From Plaza de Espana I continued walking to Melilla la Vieja, a spectacular fortress that is also the main tourist attraction in the city. The fortress was built in the 16th and 17th centuries and has subsequently been restored. I was happy that I could access and explore most of Melilla la Vieja for free. Even early in the morning, a number of the access gates were open so I could walk around exploring. The fortress contains a number of Melilla’s most important historical sites, including military and archaeological museums, the Church of Concepcion, and caves and tunnels, but I focused on simply enjoying being the only person out exploring such spectacular surroundings.
As I continued exploring Melilla la Vieja dozens of people dressed in military uniforms entered the area and I realized that there was a big event planned within the fortress for later that day. Disappointed I no longer had the entire fortress to myself, but curious as to what was planned for later, I continued to explore Melilla with the plan to return to the fortress in the afternoon.
I set out in search of a barbershop to have my haircut. I’ll never forget my haircut and first straight-blade shave in Morocco as the barber took far more care and attention than I was used to receiving in Canada, for a great price, and I hoped to receive the same quality of service in Melilla. As I walked I found myself in an area that was far more Moroccan in nature than Spanish; the streets were filled with people, street hawkers were selling fish, snails, strawberries, and asparagus out of buckets on the street, and I heard Riffian-Berber rather than Spanish. Melilla’s population of nearly 80,000 is predominantly made up of ethnic Spaniards, ethnic Riffian Berbers, and a small number of Sephardic Jews. From my limited time in the city, it seemed like the Berbers lived in the NW of Melilla, and that is where I had my hair cut for only 5 Euros.
Having accomplished my main task of the day (getting my hair cut), I returned to Melilla la Vieja to see if the event had started. While walking back, I found out the event was a 75km mountain bike / 50km run-walk race called La Africana , run by the Legion in Melilla, which explained the military presence at the fortress that morning. There were thousands of people in the streets and I could tell that La Africana is a big event in Melilla. I pulled up a stool at a restaurant near the start / finish line to enjoy a few tapas and a couple beers.
The Spanish Legion is an elite unit of the Spanish Army and is used as a Rapid Reaction Force.
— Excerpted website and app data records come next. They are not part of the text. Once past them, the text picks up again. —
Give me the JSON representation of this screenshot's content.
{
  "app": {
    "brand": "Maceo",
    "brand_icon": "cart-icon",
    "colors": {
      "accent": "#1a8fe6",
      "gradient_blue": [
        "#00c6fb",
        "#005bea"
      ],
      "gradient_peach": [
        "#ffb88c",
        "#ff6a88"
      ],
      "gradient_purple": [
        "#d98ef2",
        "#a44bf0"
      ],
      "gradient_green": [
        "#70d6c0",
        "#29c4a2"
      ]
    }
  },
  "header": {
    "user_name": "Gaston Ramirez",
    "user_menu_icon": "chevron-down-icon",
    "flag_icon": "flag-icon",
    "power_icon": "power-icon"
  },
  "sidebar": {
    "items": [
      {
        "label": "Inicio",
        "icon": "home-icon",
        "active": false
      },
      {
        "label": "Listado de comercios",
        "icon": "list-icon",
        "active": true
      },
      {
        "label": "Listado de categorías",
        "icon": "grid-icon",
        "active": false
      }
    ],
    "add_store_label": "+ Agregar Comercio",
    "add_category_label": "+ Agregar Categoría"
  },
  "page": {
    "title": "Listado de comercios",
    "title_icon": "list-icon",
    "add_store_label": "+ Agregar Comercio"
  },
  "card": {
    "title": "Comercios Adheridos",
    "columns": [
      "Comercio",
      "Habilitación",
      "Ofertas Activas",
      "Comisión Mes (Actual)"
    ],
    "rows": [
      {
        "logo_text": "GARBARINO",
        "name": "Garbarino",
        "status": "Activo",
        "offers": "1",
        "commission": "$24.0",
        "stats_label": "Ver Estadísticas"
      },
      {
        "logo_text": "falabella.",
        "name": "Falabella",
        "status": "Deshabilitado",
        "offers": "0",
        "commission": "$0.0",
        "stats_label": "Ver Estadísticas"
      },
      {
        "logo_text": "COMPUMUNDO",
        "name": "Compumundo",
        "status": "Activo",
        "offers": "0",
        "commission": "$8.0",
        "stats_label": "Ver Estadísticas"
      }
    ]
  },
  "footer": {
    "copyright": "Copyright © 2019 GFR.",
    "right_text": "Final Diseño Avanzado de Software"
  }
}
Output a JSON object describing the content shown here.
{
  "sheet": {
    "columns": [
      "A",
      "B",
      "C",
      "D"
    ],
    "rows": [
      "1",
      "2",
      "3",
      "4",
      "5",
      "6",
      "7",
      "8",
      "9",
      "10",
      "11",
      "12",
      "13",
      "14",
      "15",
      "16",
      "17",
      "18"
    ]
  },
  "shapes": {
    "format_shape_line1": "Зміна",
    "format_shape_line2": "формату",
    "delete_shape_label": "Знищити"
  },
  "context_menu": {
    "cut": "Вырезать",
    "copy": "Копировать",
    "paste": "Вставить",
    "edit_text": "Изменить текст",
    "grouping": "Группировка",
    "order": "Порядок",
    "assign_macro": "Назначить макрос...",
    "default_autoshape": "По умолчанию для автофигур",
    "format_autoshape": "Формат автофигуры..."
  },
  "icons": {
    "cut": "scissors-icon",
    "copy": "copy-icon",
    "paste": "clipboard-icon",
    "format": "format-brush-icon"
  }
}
The Spanish Legion’s original purpose was to fight Spain’s colonial campaigns in North Africa with its first major campaign being a rebellion in the protectorate of Spanish Morocco. In 1956, Morocco gained independence but the legion continues to exist in the remaining Spanish enclaves of Ceuta and Melilla. A unique part of the Spanish Legion compared to other military is their Sage green tropical uniform and the fact they can have beards. I also thought it was cool that their mascot was a goat which they had, dressed in uniform, for the event!
After watching the start of the race, which featured the motorcycle club revving their bikes as loudly as possible and a military helicopter hovering from above, I began my walk back to the airport, stopping at a restaurant for a quick lunch. I still had several hours before my flight so I took my time and walked through a number of Melilla’s beautiful parks. I also walked a lot of the race course, including the stretch along the high double fence separating Melilla from Morocco.
Although I only had a day in Melilla I was happy to return to the airport and return to Malaga. I am sure I walked at least 20 kilometers and, given Melilla’s small size, I saw all that I wanted to see. I am sure there is a lot more interesting history and cultural nuance in Melilla that I could never understand in such a short visit but I think for most people a day trip is enough. I am really happy that I happened to visit Melilla the day La Africana was scheduled; if I ever do return to Melilla, it will probably be to participate in the race!